- C72 - Mathematical and Quantitative Methods - - Game Theory and Bargaining Theory - - - Noncooperative Games
- D83 - Microeconomics - - Information, Knowledge, and Uncertainty - - - Search, Learning, and Information
Please report citation or reference errors to , or , if you are the registered author of the cited work, log in to your RePEc Author Service profile, click on "citations" and make appropriate adjustments.:
- Bendor, J. & Mookherjee, D. & Ray, D., 1994.
"Aspirations, Adaptive Learning and Cooperation in Reapeted Games,"
27, Boston University - Department of Economics.

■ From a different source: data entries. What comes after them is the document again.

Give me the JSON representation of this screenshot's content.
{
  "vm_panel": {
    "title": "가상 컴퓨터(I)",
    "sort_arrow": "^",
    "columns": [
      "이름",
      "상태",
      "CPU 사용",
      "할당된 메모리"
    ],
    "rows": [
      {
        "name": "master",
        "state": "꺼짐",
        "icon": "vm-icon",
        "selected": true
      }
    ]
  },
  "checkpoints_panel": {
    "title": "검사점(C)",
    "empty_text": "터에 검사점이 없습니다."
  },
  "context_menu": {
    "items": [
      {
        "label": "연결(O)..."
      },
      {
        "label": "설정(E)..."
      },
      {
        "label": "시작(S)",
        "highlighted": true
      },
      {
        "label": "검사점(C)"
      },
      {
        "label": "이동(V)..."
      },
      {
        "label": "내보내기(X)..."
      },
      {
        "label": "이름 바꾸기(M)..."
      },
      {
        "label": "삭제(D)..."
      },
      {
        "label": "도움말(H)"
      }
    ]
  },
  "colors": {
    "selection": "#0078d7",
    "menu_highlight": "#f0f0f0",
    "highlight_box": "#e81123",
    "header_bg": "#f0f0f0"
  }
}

- Bendor, J. & Mookherjee, D. & Ray, D., 1994. "Aspirations, adaptive learning and cooperation in repeated games," Discussion Paper 1994-42, Tilburg University, Center for Economic Research.
- Gilboa, Itzhak & Schmeidler, David, 1996.
Games and Economic Behavior,
Elsevier, vol. 15(1), pages 1-26, July.
- Debraj Ray & Dilip Mookherjee & Fernando Vega Redondo & Rajeeva L. Karandikar, 1996.
"Evolving aspirations and cooperation,"
Working Papers. Serie AD
1996-06, Instituto Valenciano de Investigaciones Económicas, S.A. (Ivie).
- Cross, John G, 1973. "A Stochastic Learning Model of Economic Behavior," The Quarterly Journal of Economics, MIT Press, vol. 87(2), pages 239-66, May.
This item has more than 25 citations. To prevent cluttering this page, these citations are listed on a separate page. reading list or among the top items on IDEAS.Access and download statisticsgeneral information about how to correct material in RePEc.
For technical questions regarding this item, or to correct its authors, title, abstract, bibliographic or download information, contact: (Wiley-Blackwell Digital Licensing) or ().
If you have authored this item and are not yet registered with RePEc, we encourage you to do it here. This allows to link your profile to this item. It also allows you to accept potential citations to this item that we are uncertain about.
If references are entirely missing, you can add them using this form.
If the full references list an item that is present in RePEc, but the system did not link to it, you can help with this form.
If you know of missing items citing this one, you can help us creating those links by adding the relevant references in the same way as above, for each refering item. If you are a registered author of this item, you may also want to check the "citations" tab in your profile, as there may be some citations waiting for confirmation.
Please note that corrections may take a couple of weeks to filter through the various RePEc services.